May 12, 2015, c. Leeham Co: As you would have guessed we are talking Asian civil airliners, where planning in the region for the fast growing older generations is inadequate. This was the subject of several sessions during day two of the ISTAT Asia (International Society of Transport Aircraft Trading) conference in Singapore.
The problem is new, as up to now a newly established airline fleet in Asia has not had any numbers of older aircraft. But the expansion over the last 20 years is now producing the first transition waves of aircraft and the planning around the problems this generates is inadequate.
The result will be surprising write-downs of airline assets as aircraft being replaced cannot be transitioned out at booked residual values.

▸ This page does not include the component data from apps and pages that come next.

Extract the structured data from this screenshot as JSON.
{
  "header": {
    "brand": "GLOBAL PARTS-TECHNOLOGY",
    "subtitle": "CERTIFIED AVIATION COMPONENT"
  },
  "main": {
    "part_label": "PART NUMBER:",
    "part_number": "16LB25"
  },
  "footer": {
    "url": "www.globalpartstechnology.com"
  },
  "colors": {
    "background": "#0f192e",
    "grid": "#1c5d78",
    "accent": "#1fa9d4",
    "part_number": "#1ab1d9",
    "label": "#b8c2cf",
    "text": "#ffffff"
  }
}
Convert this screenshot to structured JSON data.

The scale of the problem was highlighted by a survey of the 500 gathered ISTAT industry experts. The question posed to them was “There are 4700 aircraft coming up for replacement until 2033, has Asian airlines planned adequately for this?”:

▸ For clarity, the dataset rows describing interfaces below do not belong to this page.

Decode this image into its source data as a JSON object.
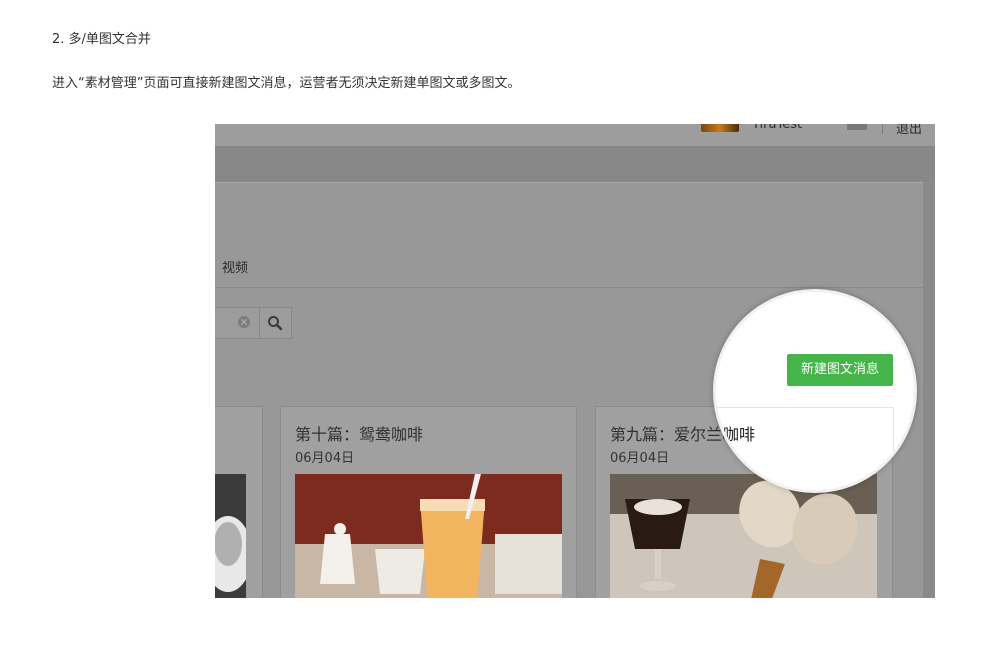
{
  "article": {
    "heading": "2. 多/单图文合并",
    "intro": "进入“素材管理”页面可直接新建图文消息，运营者无须决定新建单图文或多图文。"
  },
  "screenshot": {
    "topbar": {
      "username": "TiraTest",
      "logout": "退出"
    },
    "tabs": {
      "video": "视频"
    },
    "search": {
      "clear_icon": "clear-circle-icon",
      "search_icon": "magnifier-icon"
    },
    "new_button": "新建图文消息",
    "cards": [
      {
        "title": "第十篇：鸳鸯咖啡",
        "date": "06月04日"
      },
      {
        "title": "第九篇：爱尔兰咖啡",
        "date": "06月04日"
      }
    ],
    "colors": {
      "accent_green": "#44b549",
      "dim_gray": "#989898"
    }
  }
}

May 11, 2015, c. Leeham Co: We are participating this week in the ISTAT Asia conference in Singapore where IATA and different panels gave an interesting update on the Asian airline market. This is the fifth year that an ISTAT (International Society of Transport Aircraft Trading) conference is held in Asia and participation has virtually doubled from last year to 500 delegates.
IATA’s Conrad Clifford opened the event with the following overview about the Asian market for airline passenger travel:
By Bjorn Fehrm
March 31, 2015: We have received an update for Avolon’s “Aircraft retirement and storage trends” whitepaper from September 2012. In the age of changing fuel prices it makes for interesting reading as the author, Avolon’s Head of Strategy Dick Forsberg, includes the effects of fuel price changes in his analysis.
The analysis uses data from Ascends database up until 31 Dec 2014 to make its conclusions:
– Retirement age for jets remain stable with 60% of mainline aircraft still active after 25 years.
– Regional jets retire earlier, the 60% active age is 20 years.
– Behind early retirements of certain aircraft is first of type versions which have limitations in airframe or engines.
– Old aircraft and those who are stored more than two years don’t make it back from the desert.
– With continued low fuel prices deferred retirements would increase but still constitute less than 10% of new aircraft production. Read more